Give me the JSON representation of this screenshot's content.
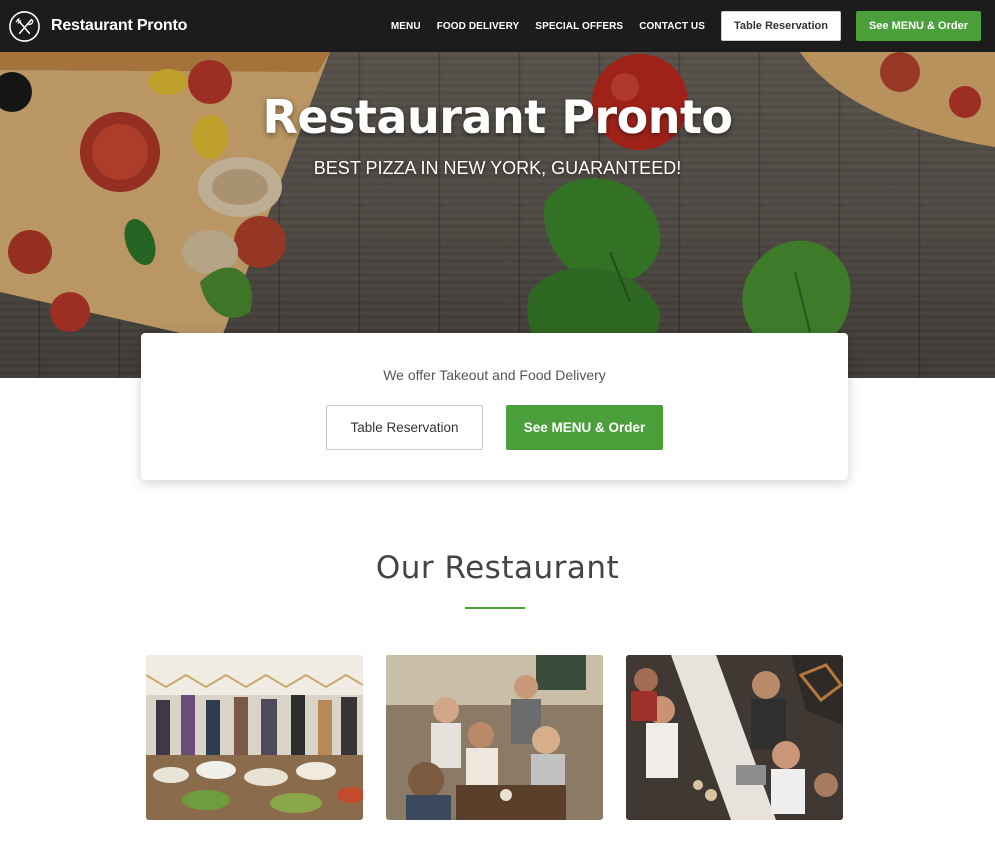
{
  "navbar": {
    "brand_name": "Restaurant Pronto",
    "links": [
      "MENU",
      "FOOD DELIVERY",
      "SPECIAL OFFERS",
      "CONTACT US"
    ],
    "reservation_label": "Table Reservation",
    "order_label": "See MENU & Order"
  },
  "hero": {
    "title": "Restaurant Pronto",
    "subtitle": "BEST PIZZA IN NEW YORK, GUARANTEED!"
  },
  "cta": {
    "text": "We offer Takeout and Food Delivery",
    "reservation_label": "Table Reservation",
    "order_label": "See MENU & Order"
  },
  "section": {
    "title": "Our Restaurant"
  },
  "colors": {
    "accent": "#4a9f3b",
    "navbar": "#1c1c1c"
  },
  "icons": {
    "brand": "fork-knife-icon"
  }
}
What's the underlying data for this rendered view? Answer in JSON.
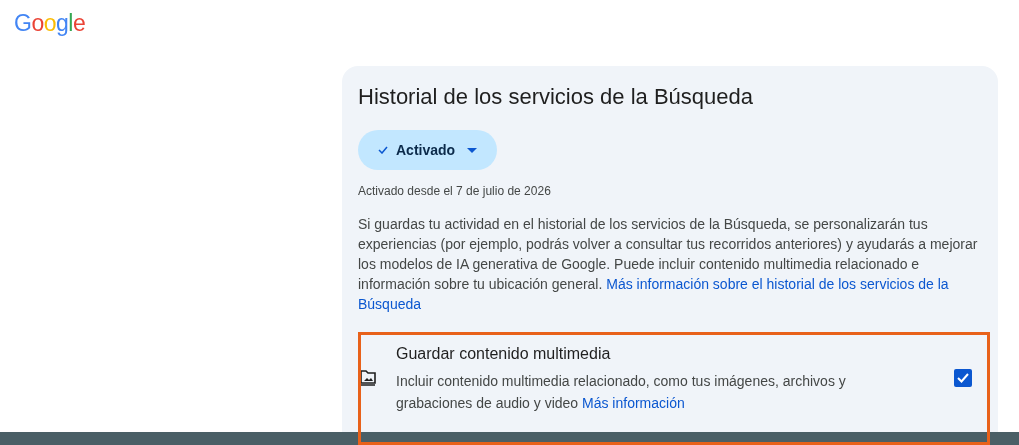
{
  "logo": "Google",
  "section": {
    "title": "Historial de los servicios de la Búsqueda",
    "status_button": {
      "label": "Activado",
      "on": true
    },
    "since": "Activado desde el 7 de julio de 2026",
    "description": "Si guardas tu actividad en el historial de los servicios de la Búsqueda, se personalizarán tus experiencias (por ejemplo, podrás volver a consultar tus recorridos anteriores) y ayudarás a mejorar los modelos de IA generativa de Google. Puede incluir contenido multimedia relacionado e información sobre tu ubicación general.",
    "link_lines": [
      "Más información sobre el historial de los servicios de la",
      "Búsqueda"
    ],
    "setting": {
      "title": "Guardar contenido multimedia",
      "description": "Incluir contenido multimedia relacionado, como tus imágenes, archivos y grabaciones de audio y video",
      "link": "Más información",
      "checked": true,
      "highlighted": true
    }
  }
}
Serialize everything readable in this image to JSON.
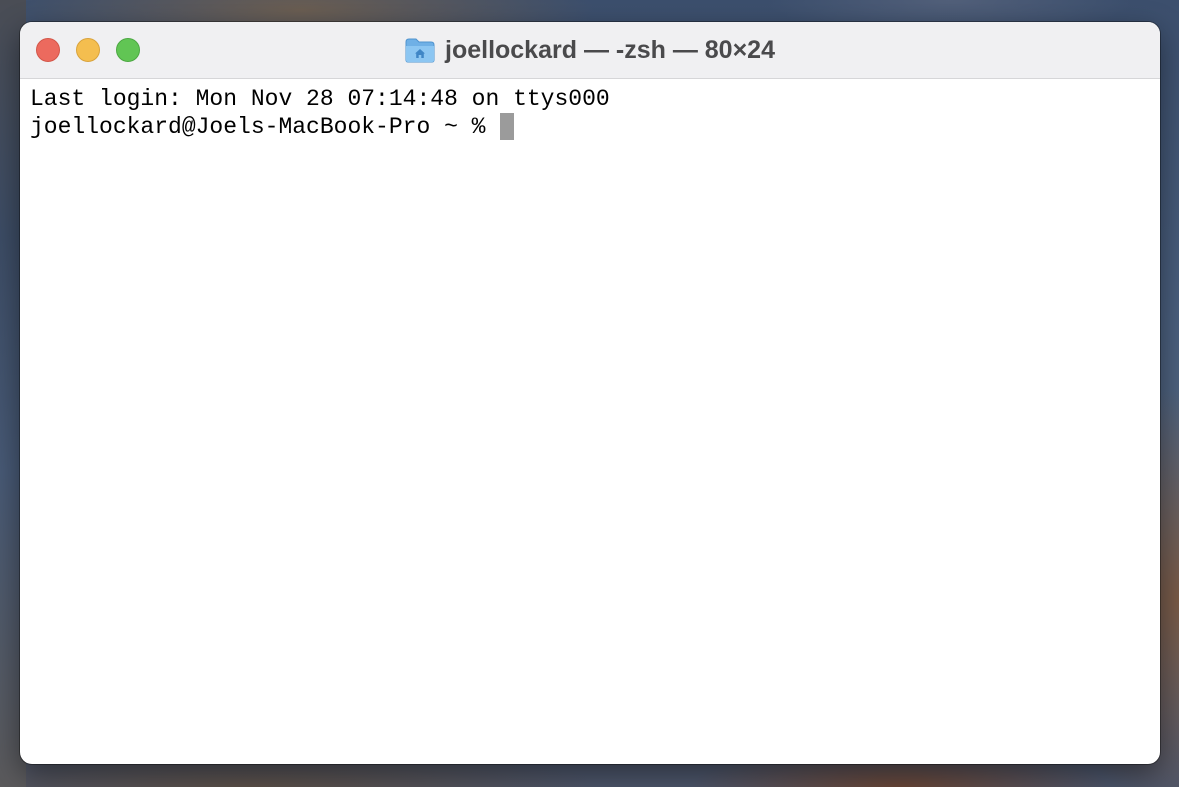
{
  "window": {
    "title": "joellockard — -zsh — 80×24",
    "title_icon": "home-folder-icon",
    "traffic_lights": {
      "close_color": "#ec6a5e",
      "minimize_color": "#f4be4f",
      "zoom_color": "#61c554"
    }
  },
  "terminal": {
    "lines": [
      "Last login: Mon Nov 28 07:14:48 on ttys000"
    ],
    "prompt": "joellockard@Joels-MacBook-Pro ~ % ",
    "cursor_color": "#9b9b9b"
  }
}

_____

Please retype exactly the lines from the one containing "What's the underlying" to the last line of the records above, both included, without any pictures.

#### Completed task
What's the underlying data for this rendered view? Answer in JSON.
{
  "logo": "Google",
  "section": {
    "title": "Historial de los servicios de la Búsqueda",
    "status_button": {
      "label": "Activado",
      "on": true
    },
    "since": "Activado desde el 7 de julio de 2026",
    "description": "Si guardas tu actividad en el historial de los servicios de la Búsqueda, se personalizarán tus experiencias (por ejemplo, podrás volver a consultar tus recorridos anteriores) y ayudarás a mejorar los modelos de IA generativa de Google. Puede incluir contenido multimedia relacionado e información sobre tu ubicación general.",
    "link_lines": [
      "Más información sobre el historial de los servicios de la",
      "Búsqueda"
    ],
    "setting": {
      "title": "Guardar contenido multimedia",
      "description": "Incluir contenido multimedia relacionado, como tus imágenes, archivos y grabaciones de audio y video",
      "link": "Más información",
      "checked": true,
      "highlighted": true
    }
  }
}
Serialize everything readable in this image to JSON.
{
  "window": {
    "title": "joellockard — -zsh — 80×24",
    "title_icon": "home-folder-icon",
    "traffic_lights": {
      "close_color": "#ec6a5e",
      "minimize_color": "#f4be4f",
      "zoom_color": "#61c554"
    }
  },
  "terminal": {
    "lines": [
      "Last login: Mon Nov 28 07:14:48 on ttys000"
    ],
    "prompt": "joellockard@Joels-MacBook-Pro ~ % ",
    "cursor_color": "#9b9b9b"
  }
}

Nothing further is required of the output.